--- Available records ---
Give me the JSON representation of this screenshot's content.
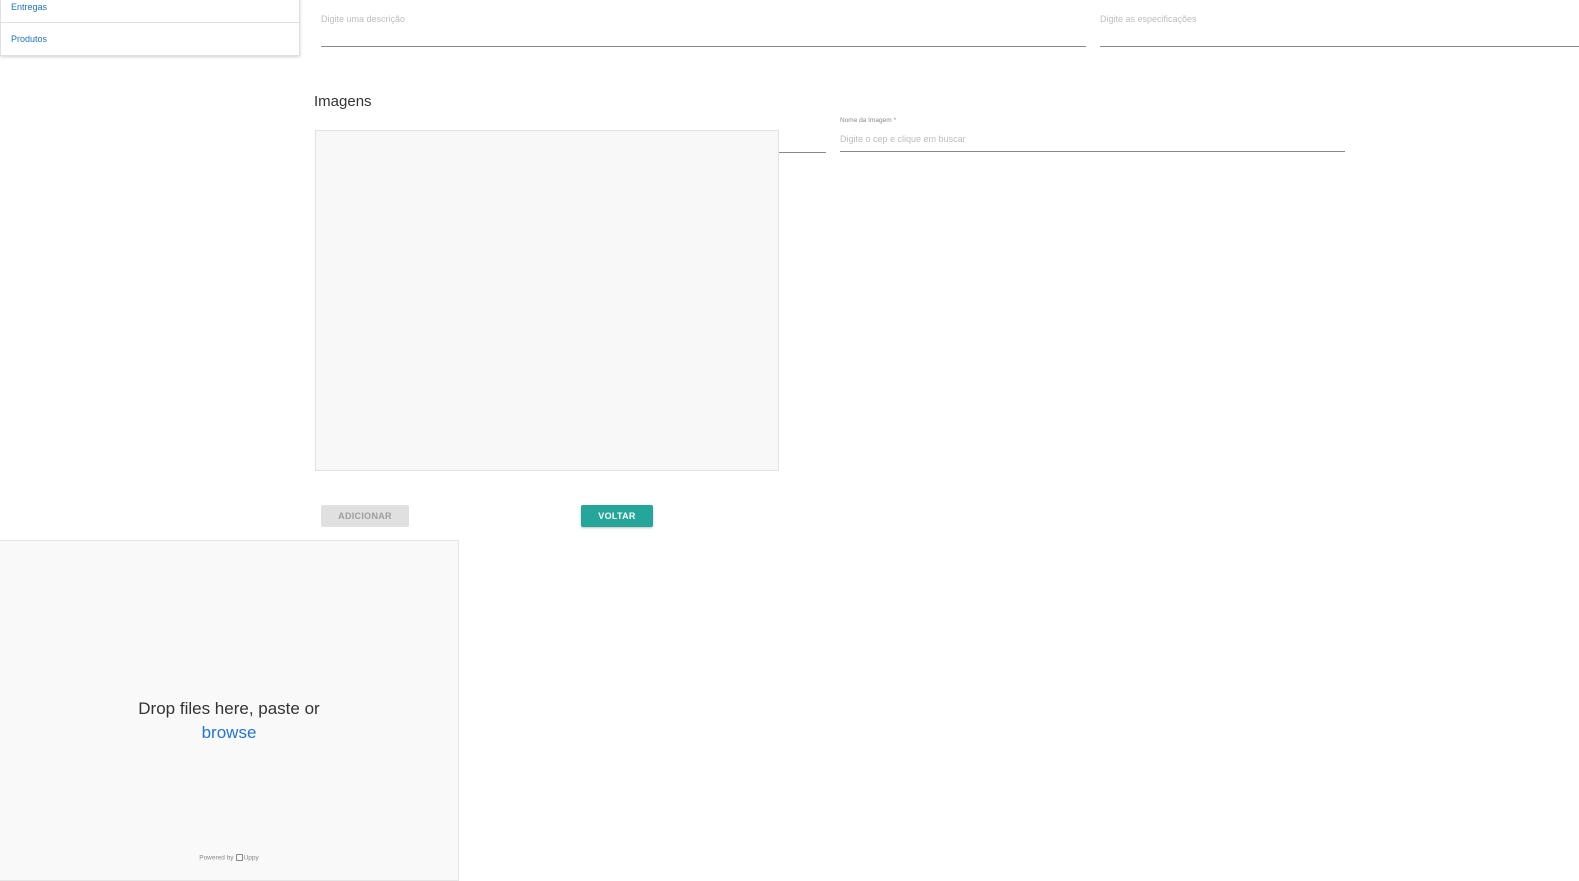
{
  "sidebar": {
    "items": [
      {
        "label": "Entregas"
      },
      {
        "label": "Produtos"
      }
    ]
  },
  "form": {
    "description_placeholder": "Digite uma descrição",
    "specs_placeholder": "Digite as especificações"
  },
  "images_section": {
    "title": "Imagens",
    "image_name_label": "Nome da Imagem *",
    "image_name_placeholder": "Digite o cep e clique em buscar"
  },
  "buttons": {
    "add_label": "ADICIONAR",
    "back_label": "VOLTAR"
  },
  "uploader": {
    "drop_text": "Drop files here, paste or",
    "browse_label": "browse",
    "powered_by": "Powered by",
    "brand": "Uppy"
  },
  "colors": {
    "accent": "#26a69a",
    "link": "#1a73c9",
    "browse_link": "#2275d7",
    "disabled_button": "#e0e0e0"
  }
}
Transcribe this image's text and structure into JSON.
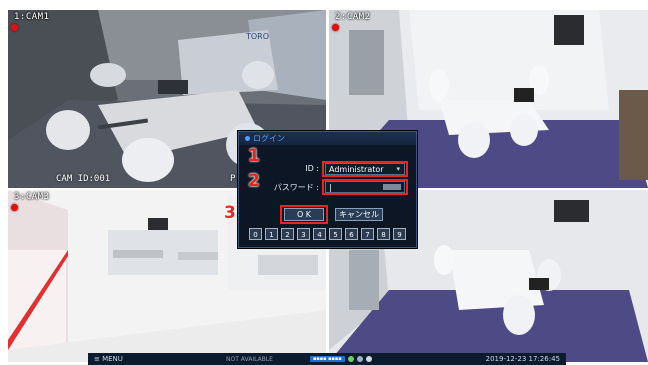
{
  "cameras": [
    {
      "label": "1:CAM1",
      "osd_left": "CAM ID:001",
      "osd_right": "P:",
      "sign": "TORO"
    },
    {
      "label": "2:CAM2"
    },
    {
      "label": "3:CAM3"
    },
    {
      "label": ""
    }
  ],
  "taskbar": {
    "menu_label": "≡  MENU",
    "availability": "NOT AVAILABLE",
    "status_badge": "▪▪▪▪ ▪▪▪▪",
    "datetime": "2019-12-23 17:26:45"
  },
  "login_dialog": {
    "title": "ログイン",
    "id_label": "ID :",
    "id_value": "Administrator",
    "id_caret": "▾",
    "password_label": "パスワード :",
    "password_value": "|",
    "ok_label": "O K",
    "cancel_label": "キャンセル",
    "keypad": [
      "0",
      "1",
      "2",
      "3",
      "4",
      "5",
      "6",
      "7",
      "8",
      "9"
    ]
  },
  "steps": [
    "1",
    "2",
    "3"
  ],
  "colors": {
    "highlight": "#e8261f",
    "dialog_bg": "#0c1624",
    "title_text": "#4da3ff"
  }
}
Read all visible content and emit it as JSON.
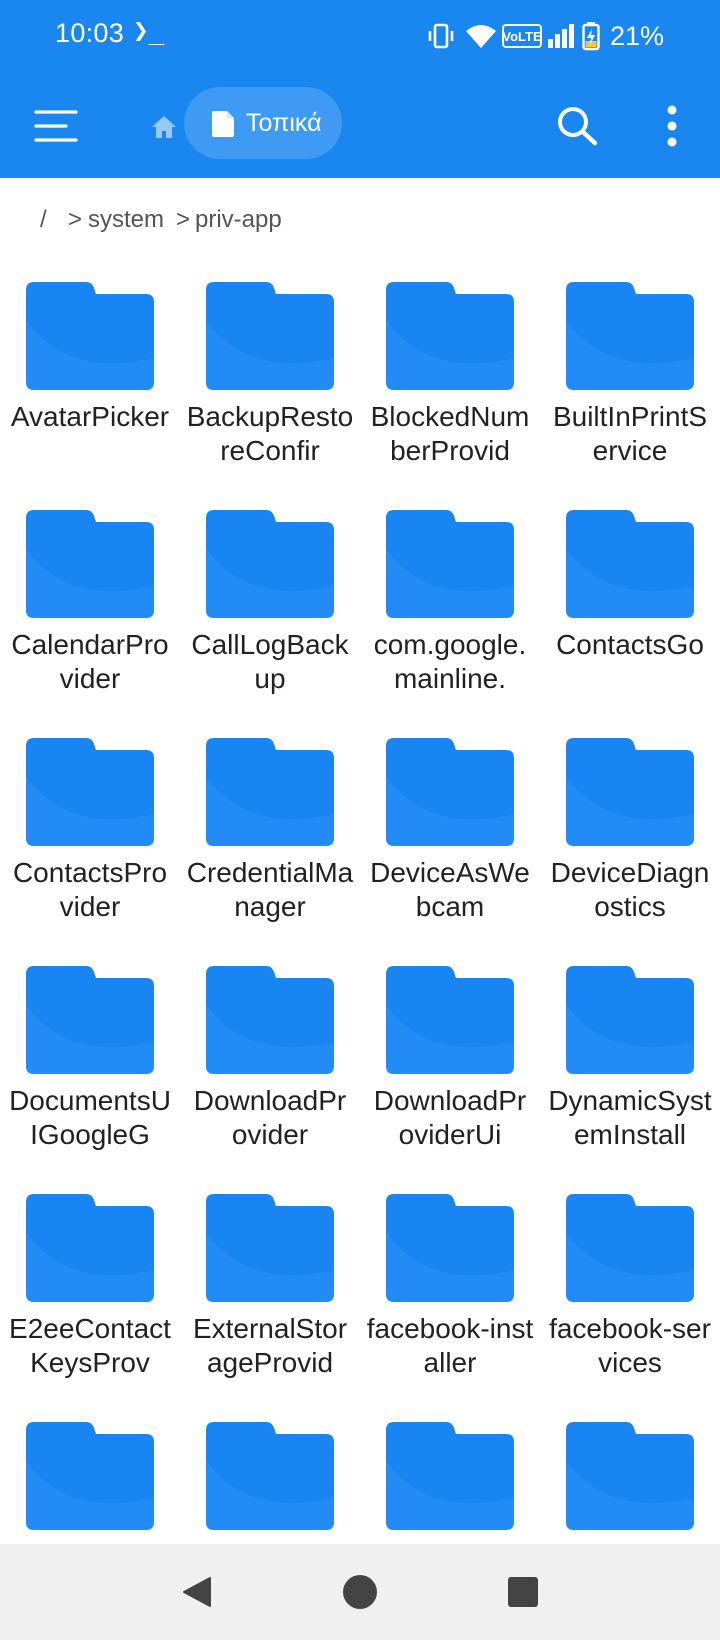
{
  "status_bar": {
    "time": "10:03",
    "terminal_glyph": "❯_",
    "volte": "VoLTE",
    "battery_percent": "21%",
    "icons": [
      "vibrate-icon",
      "wifi-icon",
      "volte-icon",
      "signal-icon",
      "battery-charging-icon"
    ]
  },
  "app_bar": {
    "location_chip": "Τοπικά",
    "icons": [
      "menu-icon",
      "home-icon",
      "document-icon",
      "search-icon",
      "more-vert-icon"
    ]
  },
  "breadcrumb": {
    "root": "/",
    "separator": ">",
    "items": [
      "system",
      "priv-app"
    ]
  },
  "folders": [
    {
      "name": "AvatarPicker"
    },
    {
      "name": "BackupRestoreConfir"
    },
    {
      "name": "BlockedNumberProvid"
    },
    {
      "name": "BuiltInPrintService"
    },
    {
      "name": "CalendarProvider"
    },
    {
      "name": "CallLogBackup"
    },
    {
      "name": "com.google.mainline."
    },
    {
      "name": "ContactsGo"
    },
    {
      "name": "ContactsProvider"
    },
    {
      "name": "CredentialManager"
    },
    {
      "name": "DeviceAsWebcam"
    },
    {
      "name": "DeviceDiagnostics"
    },
    {
      "name": "DocumentsUIGoogleG"
    },
    {
      "name": "DownloadProvider"
    },
    {
      "name": "DownloadProviderUi"
    },
    {
      "name": "DynamicSystemInstall"
    },
    {
      "name": "E2eeContactKeysProv"
    },
    {
      "name": "ExternalStorageProvid"
    },
    {
      "name": "facebook-installer"
    },
    {
      "name": "facebook-services"
    },
    {
      "name": ""
    },
    {
      "name": ""
    },
    {
      "name": ""
    },
    {
      "name": ""
    }
  ],
  "nav_bar": {
    "icons": [
      "back-icon",
      "home-circle-icon",
      "recents-icon"
    ]
  },
  "colors": {
    "primary": "#1a87f0",
    "folder": "#1985f3",
    "folder_tab": "#1476e0",
    "nav_background": "#f0f0f0"
  }
}
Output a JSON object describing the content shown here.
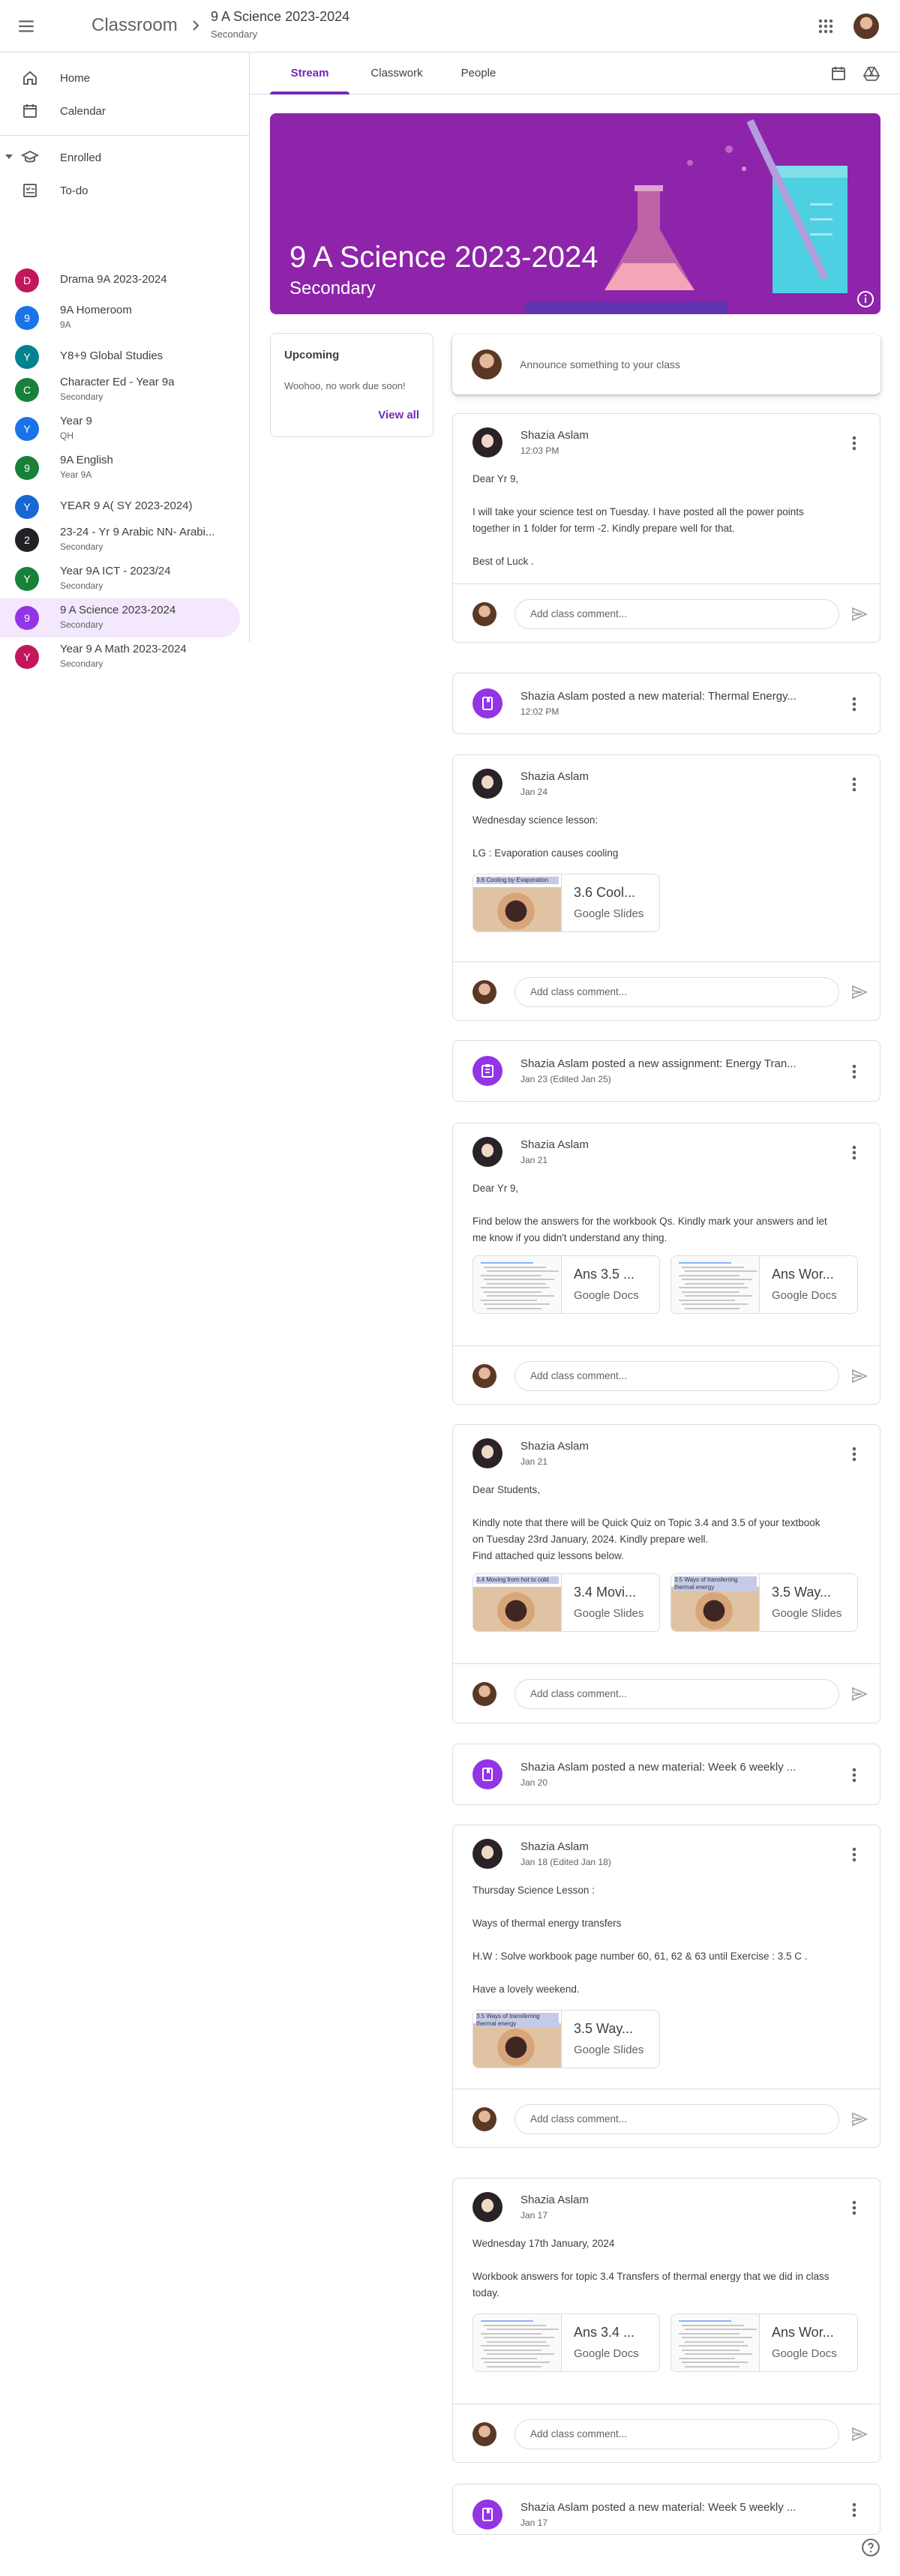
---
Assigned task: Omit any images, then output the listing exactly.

Answer to this exercise:
Give me the JSON representation of this screenshot's content.
{
  "sidebar": {
    "items": [
      {
        "label": "Entregas"
      },
      {
        "label": "Produtos"
      }
    ]
  },
  "form": {
    "description_placeholder": "Digite uma descrição",
    "specs_placeholder": "Digite as especificações"
  },
  "images_section": {
    "title": "Imagens",
    "image_name_label": "Nome da Imagem *",
    "image_name_placeholder": "Digite o cep e clique em buscar"
  },
  "buttons": {
    "add_label": "ADICIONAR",
    "back_label": "VOLTAR"
  },
  "uploader": {
    "drop_text": "Drop files here, paste or",
    "browse_label": "browse",
    "powered_by": "Powered by",
    "brand": "Uppy"
  },
  "colors": {
    "accent": "#26a69a",
    "link": "#1a73c9",
    "browse_link": "#2275d7",
    "disabled_button": "#e0e0e0"
  }
}
Transcribe this image's text and structure into JSON.
{
  "cameras": [
    {
      "label": "1:CAM1",
      "osd_left": "CAM ID:001",
      "osd_right": "P:",
      "sign": "TORO"
    },
    {
      "label": "2:CAM2"
    },
    {
      "label": "3:CAM3"
    },
    {
      "label": ""
    }
  ],
  "taskbar": {
    "menu_label": "≡  MENU",
    "availability": "NOT AVAILABLE",
    "status_badge": "▪▪▪▪ ▪▪▪▪",
    "datetime": "2019-12-23 17:26:45"
  },
  "login_dialog": {
    "title": "ログイン",
    "id_label": "ID :",
    "id_value": "Administrator",
    "id_caret": "▾",
    "password_label": "パスワード :",
    "password_value": "|",
    "ok_label": "O K",
    "cancel_label": "キャンセル",
    "keypad": [
      "0",
      "1",
      "2",
      "3",
      "4",
      "5",
      "6",
      "7",
      "8",
      "9"
    ]
  },
  "steps": [
    "1",
    "2",
    "3"
  ],
  "colors": {
    "highlight": "#e8261f",
    "dialog_bg": "#0c1624",
    "title_text": "#4da3ff"
  }
}
Read all visible content and emit it as JSON.
{
  "status_bar": {
    "time": "10:03",
    "terminal_glyph": "❯_",
    "volte": "VoLTE",
    "battery_percent": "21%",
    "icons": [
      "vibrate-icon",
      "wifi-icon",
      "volte-icon",
      "signal-icon",
      "battery-charging-icon"
    ]
  },
  "app_bar": {
    "location_chip": "Τοπικά",
    "icons": [
      "menu-icon",
      "home-icon",
      "document-icon",
      "search-icon",
      "more-vert-icon"
    ]
  },
  "breadcrumb": {
    "root": "/",
    "separator": ">",
    "items": [
      "system",
      "priv-app"
    ]
  },
  "folders": [
    {
      "name": "AvatarPicker"
    },
    {
      "name": "BackupRestoreConfir"
    },
    {
      "name": "BlockedNumberProvid"
    },
    {
      "name": "BuiltInPrintService"
    },
    {
      "name": "CalendarProvider"
    },
    {
      "name": "CallLogBackup"
    },
    {
      "name": "com.google.mainline."
    },
    {
      "name": "ContactsGo"
    },
    {
      "name": "ContactsProvider"
    },
    {
      "name": "CredentialManager"
    },
    {
      "name": "DeviceAsWebcam"
    },
    {
      "name": "DeviceDiagnostics"
    },
    {
      "name": "DocumentsUIGoogleG"
    },
    {
      "name": "DownloadProvider"
    },
    {
      "name": "DownloadProviderUi"
    },
    {
      "name": "DynamicSystemInstall"
    },
    {
      "name": "E2eeContactKeysProv"
    },
    {
      "name": "ExternalStorageProvid"
    },
    {
      "name": "facebook-installer"
    },
    {
      "name": "facebook-services"
    },
    {
      "name": ""
    },
    {
      "name": ""
    },
    {
      "name": ""
    },
    {
      "name": ""
    }
  ],
  "nav_bar": {
    "icons": [
      "back-icon",
      "home-circle-icon",
      "recents-icon"
    ]
  },
  "colors": {
    "primary": "#1a87f0",
    "folder": "#1985f3",
    "folder_tab": "#1476e0",
    "nav_background": "#f0f0f0"
  }
}
Output a JSON object describing the content shown here.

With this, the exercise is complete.